* **INSTRUCTIONS FOR THE TASK**
The answer must be every entry, retyped without a single difference.

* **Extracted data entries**
╭──

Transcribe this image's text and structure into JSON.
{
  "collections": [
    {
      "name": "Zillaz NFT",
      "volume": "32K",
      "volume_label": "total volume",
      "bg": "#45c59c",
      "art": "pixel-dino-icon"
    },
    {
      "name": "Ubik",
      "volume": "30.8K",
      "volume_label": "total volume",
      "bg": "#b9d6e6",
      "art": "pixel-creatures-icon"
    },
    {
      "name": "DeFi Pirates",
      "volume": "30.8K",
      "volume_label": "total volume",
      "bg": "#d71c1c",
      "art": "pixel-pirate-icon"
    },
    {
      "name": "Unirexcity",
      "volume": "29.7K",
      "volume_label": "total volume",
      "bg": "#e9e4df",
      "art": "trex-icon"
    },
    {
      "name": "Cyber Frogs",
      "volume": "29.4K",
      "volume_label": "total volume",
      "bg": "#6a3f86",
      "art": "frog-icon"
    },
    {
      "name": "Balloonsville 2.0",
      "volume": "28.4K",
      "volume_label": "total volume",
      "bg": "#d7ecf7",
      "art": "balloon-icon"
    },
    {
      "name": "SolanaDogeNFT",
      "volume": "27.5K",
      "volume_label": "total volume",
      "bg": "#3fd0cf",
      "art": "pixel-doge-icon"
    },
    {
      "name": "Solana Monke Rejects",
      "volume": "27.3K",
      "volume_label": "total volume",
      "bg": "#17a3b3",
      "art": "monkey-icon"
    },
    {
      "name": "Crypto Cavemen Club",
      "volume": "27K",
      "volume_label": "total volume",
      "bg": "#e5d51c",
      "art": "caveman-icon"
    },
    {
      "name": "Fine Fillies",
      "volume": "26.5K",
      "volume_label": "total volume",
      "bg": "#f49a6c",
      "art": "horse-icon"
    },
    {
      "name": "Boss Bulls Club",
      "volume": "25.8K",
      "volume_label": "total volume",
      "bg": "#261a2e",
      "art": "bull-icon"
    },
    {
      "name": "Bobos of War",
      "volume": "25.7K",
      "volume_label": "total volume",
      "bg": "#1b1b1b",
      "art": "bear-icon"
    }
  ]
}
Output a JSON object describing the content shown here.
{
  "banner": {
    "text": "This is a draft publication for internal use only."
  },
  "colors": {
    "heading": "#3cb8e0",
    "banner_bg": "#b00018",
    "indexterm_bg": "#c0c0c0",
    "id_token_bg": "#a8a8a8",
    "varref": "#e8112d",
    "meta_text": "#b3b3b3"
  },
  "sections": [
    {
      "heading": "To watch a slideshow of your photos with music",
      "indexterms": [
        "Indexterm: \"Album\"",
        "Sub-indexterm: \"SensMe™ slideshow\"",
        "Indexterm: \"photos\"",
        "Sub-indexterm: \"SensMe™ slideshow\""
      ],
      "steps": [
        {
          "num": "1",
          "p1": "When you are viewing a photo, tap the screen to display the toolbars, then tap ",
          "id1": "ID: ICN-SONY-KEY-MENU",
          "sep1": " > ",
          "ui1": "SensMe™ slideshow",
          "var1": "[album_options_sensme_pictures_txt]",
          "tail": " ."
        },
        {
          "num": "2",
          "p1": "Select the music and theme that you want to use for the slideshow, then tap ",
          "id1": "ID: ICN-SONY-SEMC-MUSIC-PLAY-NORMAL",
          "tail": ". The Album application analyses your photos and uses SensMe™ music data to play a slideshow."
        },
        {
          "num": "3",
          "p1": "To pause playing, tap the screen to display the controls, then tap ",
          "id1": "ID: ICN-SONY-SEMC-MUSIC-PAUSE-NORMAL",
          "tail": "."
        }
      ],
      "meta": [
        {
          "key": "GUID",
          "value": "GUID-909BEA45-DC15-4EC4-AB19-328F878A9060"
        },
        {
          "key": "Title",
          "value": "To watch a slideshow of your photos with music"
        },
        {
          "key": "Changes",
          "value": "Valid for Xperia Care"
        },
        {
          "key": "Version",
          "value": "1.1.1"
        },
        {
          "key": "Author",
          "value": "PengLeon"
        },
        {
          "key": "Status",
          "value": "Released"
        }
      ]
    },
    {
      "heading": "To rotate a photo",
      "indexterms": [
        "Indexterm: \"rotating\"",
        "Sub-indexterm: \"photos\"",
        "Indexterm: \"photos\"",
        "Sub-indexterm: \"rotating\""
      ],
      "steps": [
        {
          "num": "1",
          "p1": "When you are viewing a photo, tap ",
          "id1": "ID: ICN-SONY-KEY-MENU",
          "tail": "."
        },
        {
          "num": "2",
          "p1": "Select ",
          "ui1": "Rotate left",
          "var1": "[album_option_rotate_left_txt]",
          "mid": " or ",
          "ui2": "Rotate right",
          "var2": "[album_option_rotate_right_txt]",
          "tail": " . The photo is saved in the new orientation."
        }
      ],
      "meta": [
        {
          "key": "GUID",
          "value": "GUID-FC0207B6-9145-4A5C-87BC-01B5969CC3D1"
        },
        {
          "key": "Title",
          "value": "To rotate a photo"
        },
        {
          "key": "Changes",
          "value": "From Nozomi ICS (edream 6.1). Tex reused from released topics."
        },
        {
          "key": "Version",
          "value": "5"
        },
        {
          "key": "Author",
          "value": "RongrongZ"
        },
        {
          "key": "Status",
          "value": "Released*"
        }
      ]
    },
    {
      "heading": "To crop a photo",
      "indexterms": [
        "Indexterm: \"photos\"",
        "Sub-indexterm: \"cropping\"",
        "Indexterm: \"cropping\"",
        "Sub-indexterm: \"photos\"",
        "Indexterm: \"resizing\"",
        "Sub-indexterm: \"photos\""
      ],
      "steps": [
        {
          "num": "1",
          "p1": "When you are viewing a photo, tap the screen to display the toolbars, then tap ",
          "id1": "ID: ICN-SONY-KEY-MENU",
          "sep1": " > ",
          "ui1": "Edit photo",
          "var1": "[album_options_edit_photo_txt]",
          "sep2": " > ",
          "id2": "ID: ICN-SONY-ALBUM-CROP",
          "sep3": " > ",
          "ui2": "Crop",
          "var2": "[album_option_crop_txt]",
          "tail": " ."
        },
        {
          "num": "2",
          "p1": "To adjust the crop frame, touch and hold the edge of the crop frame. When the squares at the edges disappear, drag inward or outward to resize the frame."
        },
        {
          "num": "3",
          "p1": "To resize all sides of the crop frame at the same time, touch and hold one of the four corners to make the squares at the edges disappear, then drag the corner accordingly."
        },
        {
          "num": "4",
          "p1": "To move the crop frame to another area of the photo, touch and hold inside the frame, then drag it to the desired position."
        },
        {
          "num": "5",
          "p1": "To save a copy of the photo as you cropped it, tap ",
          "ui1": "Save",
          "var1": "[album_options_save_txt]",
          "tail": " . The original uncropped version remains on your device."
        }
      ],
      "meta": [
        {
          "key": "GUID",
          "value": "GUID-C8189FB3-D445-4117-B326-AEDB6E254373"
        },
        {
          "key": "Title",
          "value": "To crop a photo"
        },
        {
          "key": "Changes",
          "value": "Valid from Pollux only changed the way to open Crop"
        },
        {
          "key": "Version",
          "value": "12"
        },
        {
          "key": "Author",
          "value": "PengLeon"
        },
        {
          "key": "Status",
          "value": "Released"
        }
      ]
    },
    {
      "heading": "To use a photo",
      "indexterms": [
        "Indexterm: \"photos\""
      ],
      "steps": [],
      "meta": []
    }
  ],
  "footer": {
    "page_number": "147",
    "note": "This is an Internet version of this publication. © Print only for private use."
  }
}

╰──

* **SOLUTION TO THE PROBLEM**
Transcribe this image's text and structure into JSON.
{
  "collections": [
    {
      "name": "Zillaz NFT",
      "volume": "32K",
      "volume_label": "total volume",
      "bg": "#45c59c",
      "art": "pixel-dino-icon"
    },
    {
      "name": "Ubik",
      "volume": "30.8K",
      "volume_label": "total volume",
      "bg": "#b9d6e6",
      "art": "pixel-creatures-icon"
    },
    {
      "name": "DeFi Pirates",
      "volume": "30.8K",
      "volume_label": "total volume",
      "bg": "#d71c1c",
      "art": "pixel-pirate-icon"
    },
    {
      "name": "Unirexcity",
      "volume": "29.7K",
      "volume_label": "total volume",
      "bg": "#e9e4df",
      "art": "trex-icon"
    },
    {
      "name": "Cyber Frogs",
      "volume": "29.4K",
      "volume_label": "total volume",
      "bg": "#6a3f86",
      "art": "frog-icon"
    },
    {
      "name": "Balloonsville 2.0",
      "volume": "28.4K",
      "volume_label": "total volume",
      "bg": "#d7ecf7",
      "art": "balloon-icon"
    },
    {
      "name": "SolanaDogeNFT",
      "volume": "27.5K",
      "volume_label": "total volume",
      "bg": "#3fd0cf",
      "art": "pixel-doge-icon"
    },
    {
      "name": "Solana Monke Rejects",
      "volume": "27.3K",
      "volume_label": "total volume",
      "bg": "#17a3b3",
      "art": "monkey-icon"
    },
    {
      "name": "Crypto Cavemen Club",
      "volume": "27K",
      "volume_label": "total volume",
      "bg": "#e5d51c",
      "art": "caveman-icon"
    },
    {
      "name": "Fine Fillies",
      "volume": "26.5K",
      "volume_label": "total volume",
      "bg": "#f49a6c",
      "art": "horse-icon"
    },
    {
      "name": "Boss Bulls Club",
      "volume": "25.8K",
      "volume_label": "total volume",
      "bg": "#261a2e",
      "art": "bull-icon"
    },
    {
      "name": "Bobos of War",
      "volume": "25.7K",
      "volume_label": "total volume",
      "bg": "#1b1b1b",
      "art": "bear-icon"
    }
  ]
}
Output a JSON object describing the content shown here.
{
  "banner": {
    "text": "This is a draft publication for internal use only."
  },
  "colors": {
    "heading": "#3cb8e0",
    "banner_bg": "#b00018",
    "indexterm_bg": "#c0c0c0",
    "id_token_bg": "#a8a8a8",
    "varref": "#e8112d",
    "meta_text": "#b3b3b3"
  },
  "sections": [
    {
      "heading": "To watch a slideshow of your photos with music",
      "indexterms": [
        "Indexterm: \"Album\"",
        "Sub-indexterm: \"SensMe™ slideshow\"",
        "Indexterm: \"photos\"",
        "Sub-indexterm: \"SensMe™ slideshow\""
      ],
      "steps": [
        {
          "num": "1",
          "p1": "When you are viewing a photo, tap the screen to display the toolbars, then tap ",
          "id1": "ID: ICN-SONY-KEY-MENU",
          "sep1": " > ",
          "ui1": "SensMe™ slideshow",
          "var1": "[album_options_sensme_pictures_txt]",
          "tail": " ."
        },
        {
          "num": "2",
          "p1": "Select the music and theme that you want to use for the slideshow, then tap ",
          "id1": "ID: ICN-SONY-SEMC-MUSIC-PLAY-NORMAL",
          "tail": ". The Album application analyses your photos and uses SensMe™ music data to play a slideshow."
        },
        {
          "num": "3",
          "p1": "To pause playing, tap the screen to display the controls, then tap ",
          "id1": "ID: ICN-SONY-SEMC-MUSIC-PAUSE-NORMAL",
          "tail": "."
        }
      ],
      "meta": [
        {
          "key": "GUID",
          "value": "GUID-909BEA45-DC15-4EC4-AB19-328F878A9060"
        },
        {
          "key": "Title",
          "value": "To watch a slideshow of your photos with music"
        },
        {
          "key": "Changes",
          "value": "Valid for Xperia Care"
        },
        {
          "key": "Version",
          "value": "1.1.1"
        },
        {
          "key": "Author",
          "value": "PengLeon"
        },
        {
          "key": "Status",
          "value": "Released"
        }
      ]
    },
    {
      "heading": "To rotate a photo",
      "indexterms": [
        "Indexterm: \"rotating\"",
        "Sub-indexterm: \"photos\"",
        "Indexterm: \"photos\"",
        "Sub-indexterm: \"rotating\""
      ],
      "steps": [
        {
          "num": "1",
          "p1": "When you are viewing a photo, tap ",
          "id1": "ID: ICN-SONY-KEY-MENU",
          "tail": "."
        },
        {
          "num": "2",
          "p1": "Select ",
          "ui1": "Rotate left",
          "var1": "[album_option_rotate_left_txt]",
          "mid": " or ",
          "ui2": "Rotate right",
          "var2": "[album_option_rotate_right_txt]",
          "tail": " . The photo is saved in the new orientation."
        }
      ],
      "meta": [
        {
          "key": "GUID",
          "value": "GUID-FC0207B6-9145-4A5C-87BC-01B5969CC3D1"
        },
        {
          "key": "Title",
          "value": "To rotate a photo"
        },
        {
          "key": "Changes",
          "value": "From Nozomi ICS (edream 6.1). Tex reused from released topics."
        },
        {
          "key": "Version",
          "value": "5"
        },
        {
          "key": "Author",
          "value": "RongrongZ"
        },
        {
          "key": "Status",
          "value": "Released*"
        }
      ]
    },
    {
      "heading": "To crop a photo",
      "indexterms": [
        "Indexterm: \"photos\"",
        "Sub-indexterm: \"cropping\"",
        "Indexterm: \"cropping\"",
        "Sub-indexterm: \"photos\"",
        "Indexterm: \"resizing\"",
        "Sub-indexterm: \"photos\""
      ],
      "steps": [
        {
          "num": "1",
          "p1": "When you are viewing a photo, tap the screen to display the toolbars, then tap ",
          "id1": "ID: ICN-SONY-KEY-MENU",
          "sep1": " > ",
          "ui1": "Edit photo",
          "var1": "[album_options_edit_photo_txt]",
          "sep2": " > ",
          "id2": "ID: ICN-SONY-ALBUM-CROP",
          "sep3": " > ",
          "ui2": "Crop",
          "var2": "[album_option_crop_txt]",
          "tail": " ."
        },
        {
          "num": "2",
          "p1": "To adjust the crop frame, touch and hold the edge of the crop frame. When the squares at the edges disappear, drag inward or outward to resize the frame."
        },
        {
          "num": "3",
          "p1": "To resize all sides of the crop frame at the same time, touch and hold one of the four corners to make the squares at the edges disappear, then drag the corner accordingly."
        },
        {
          "num": "4",
          "p1": "To move the crop frame to another area of the photo, touch and hold inside the frame, then drag it to the desired position."
        },
        {
          "num": "5",
          "p1": "To save a copy of the photo as you cropped it, tap ",
          "ui1": "Save",
          "var1": "[album_options_save_txt]",
          "tail": " . The original uncropped version remains on your device."
        }
      ],
      "meta": [
        {
          "key": "GUID",
          "value": "GUID-C8189FB3-D445-4117-B326-AEDB6E254373"
        },
        {
          "key": "Title",
          "value": "To crop a photo"
        },
        {
          "key": "Changes",
          "value": "Valid from Pollux only changed the way to open Crop"
        },
        {
          "key": "Version",
          "value": "12"
        },
        {
          "key": "Author",
          "value": "PengLeon"
        },
        {
          "key": "Status",
          "value": "Released"
        }
      ]
    },
    {
      "heading": "To use a photo",
      "indexterms": [
        "Indexterm: \"photos\""
      ],
      "steps": [],
      "meta": []
    }
  ],
  "footer": {
    "page_number": "147",
    "note": "This is an Internet version of this publication. © Print only for private use."
  }
}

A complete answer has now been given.